Until Proven Innocent by Andrew McLemore: This is a three part essay(s) about the Michael Morton case, where Mr Morton was wrongly convicted of murdering his wife. What I thought was interesting was that during the essay called "the trial", most of the jury members still stand by their verdict. Does that mean that they just don't want to admit they made a mistake about something so huge, or was the prosecution really that persuasive?
Psychology of Fraud: Why Good People Do Bad Things by Alix Spiegel. This essay looks at why people (who believe themselves to be decent people), can commit crimes. There's an argument that the tendency of people is to rationalise their actions (especially if doing so 'helps' someone, and the harm is to an abstract entity like the economy). Or, we could just say that ever since The Fall, it's human tendency to sin.
The Killer Cadets by Skip Hollandsworth: This is a crime case about how a brutal murder was committed. And when looking at this case, it becomes a look into how love can become obsessive and unhealthy. It's kinda creepy and for some reason, reminds me of Twilight (I don't need to read the book to know what it's about :p).
Watching the Murder of an Innocent Man by Barry Bearak: This sad essay is about mob violence. To be specific, it's about mob 'justice' can be so horribly wrong. Sometimes, when you watch criminals walk free, there's a collective urge to do something about it. Something that when not examined closely passes for justice. But how do we know who is guilty and who is innocent? And who gives us the right to judge?
Made Better in Japan by Tom Downey: The 'unrelated' article of the bunch, this is about how Japan not only faithfully adapts, but also improves on things from the outside. There are a bunch of case studies, and really, just makes me want to specialise in the "production" aspect of business management because it seems like Japan is really good at this.

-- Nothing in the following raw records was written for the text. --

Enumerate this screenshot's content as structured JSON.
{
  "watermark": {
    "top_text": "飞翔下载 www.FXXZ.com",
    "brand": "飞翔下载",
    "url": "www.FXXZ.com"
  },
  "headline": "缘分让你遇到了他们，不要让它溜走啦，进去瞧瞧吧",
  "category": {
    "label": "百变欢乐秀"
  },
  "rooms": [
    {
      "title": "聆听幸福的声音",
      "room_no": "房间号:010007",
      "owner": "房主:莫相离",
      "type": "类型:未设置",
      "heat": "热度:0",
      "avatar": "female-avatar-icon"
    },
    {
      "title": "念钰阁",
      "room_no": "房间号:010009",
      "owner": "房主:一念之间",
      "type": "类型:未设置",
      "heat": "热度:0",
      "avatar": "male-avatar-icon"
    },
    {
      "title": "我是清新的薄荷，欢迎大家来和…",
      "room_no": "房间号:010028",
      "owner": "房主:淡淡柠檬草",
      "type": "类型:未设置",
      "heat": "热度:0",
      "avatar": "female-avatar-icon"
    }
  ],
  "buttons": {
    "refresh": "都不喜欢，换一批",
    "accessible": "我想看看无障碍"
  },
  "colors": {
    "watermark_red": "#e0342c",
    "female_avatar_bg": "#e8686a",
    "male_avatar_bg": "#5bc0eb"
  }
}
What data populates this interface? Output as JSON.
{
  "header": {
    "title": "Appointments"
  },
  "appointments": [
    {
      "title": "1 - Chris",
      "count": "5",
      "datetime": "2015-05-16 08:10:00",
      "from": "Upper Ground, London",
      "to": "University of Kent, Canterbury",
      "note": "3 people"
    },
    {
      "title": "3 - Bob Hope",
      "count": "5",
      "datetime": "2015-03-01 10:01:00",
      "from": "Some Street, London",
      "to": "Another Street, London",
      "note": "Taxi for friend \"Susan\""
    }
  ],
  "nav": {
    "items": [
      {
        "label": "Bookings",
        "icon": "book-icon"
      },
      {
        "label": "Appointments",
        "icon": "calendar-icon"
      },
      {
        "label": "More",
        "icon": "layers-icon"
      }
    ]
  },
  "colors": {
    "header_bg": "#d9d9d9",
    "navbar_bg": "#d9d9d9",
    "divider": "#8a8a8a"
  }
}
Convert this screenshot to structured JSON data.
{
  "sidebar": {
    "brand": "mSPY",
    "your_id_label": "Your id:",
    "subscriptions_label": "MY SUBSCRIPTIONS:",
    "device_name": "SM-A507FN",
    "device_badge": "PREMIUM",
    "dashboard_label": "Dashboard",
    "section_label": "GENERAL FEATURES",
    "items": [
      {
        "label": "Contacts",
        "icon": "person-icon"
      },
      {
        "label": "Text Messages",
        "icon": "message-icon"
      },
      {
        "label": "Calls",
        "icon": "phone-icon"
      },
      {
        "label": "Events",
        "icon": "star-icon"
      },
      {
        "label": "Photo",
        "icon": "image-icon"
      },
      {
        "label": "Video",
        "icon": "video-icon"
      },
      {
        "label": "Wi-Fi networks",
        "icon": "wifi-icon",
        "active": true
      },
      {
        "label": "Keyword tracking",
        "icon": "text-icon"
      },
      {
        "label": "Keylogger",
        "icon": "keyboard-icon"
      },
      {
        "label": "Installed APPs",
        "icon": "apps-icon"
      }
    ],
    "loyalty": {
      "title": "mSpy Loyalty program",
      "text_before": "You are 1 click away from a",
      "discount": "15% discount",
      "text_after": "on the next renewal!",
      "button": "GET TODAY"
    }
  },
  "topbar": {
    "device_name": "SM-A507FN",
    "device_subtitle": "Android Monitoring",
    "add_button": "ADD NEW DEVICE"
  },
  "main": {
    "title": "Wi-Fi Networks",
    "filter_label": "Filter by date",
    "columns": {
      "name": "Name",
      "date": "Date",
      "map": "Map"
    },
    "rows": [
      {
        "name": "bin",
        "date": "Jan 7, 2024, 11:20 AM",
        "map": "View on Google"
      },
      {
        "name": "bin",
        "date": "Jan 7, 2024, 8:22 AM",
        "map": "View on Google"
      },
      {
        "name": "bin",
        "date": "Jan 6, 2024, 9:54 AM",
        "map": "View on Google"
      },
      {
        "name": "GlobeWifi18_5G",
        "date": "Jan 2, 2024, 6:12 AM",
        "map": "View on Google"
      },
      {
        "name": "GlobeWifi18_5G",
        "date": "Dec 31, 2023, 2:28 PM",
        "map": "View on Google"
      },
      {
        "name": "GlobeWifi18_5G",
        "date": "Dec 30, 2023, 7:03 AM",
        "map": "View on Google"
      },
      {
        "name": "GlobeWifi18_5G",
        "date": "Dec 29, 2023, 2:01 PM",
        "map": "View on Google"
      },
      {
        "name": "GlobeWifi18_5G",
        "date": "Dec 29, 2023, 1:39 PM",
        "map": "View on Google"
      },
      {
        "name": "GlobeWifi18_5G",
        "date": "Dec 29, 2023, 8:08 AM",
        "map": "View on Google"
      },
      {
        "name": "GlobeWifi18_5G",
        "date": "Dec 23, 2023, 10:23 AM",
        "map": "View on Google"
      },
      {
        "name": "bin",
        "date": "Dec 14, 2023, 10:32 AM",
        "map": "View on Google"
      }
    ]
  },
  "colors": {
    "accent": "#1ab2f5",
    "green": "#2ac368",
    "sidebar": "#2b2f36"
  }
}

Have you read any good longform reads lately? If you do, please recommend some! And see you next week(: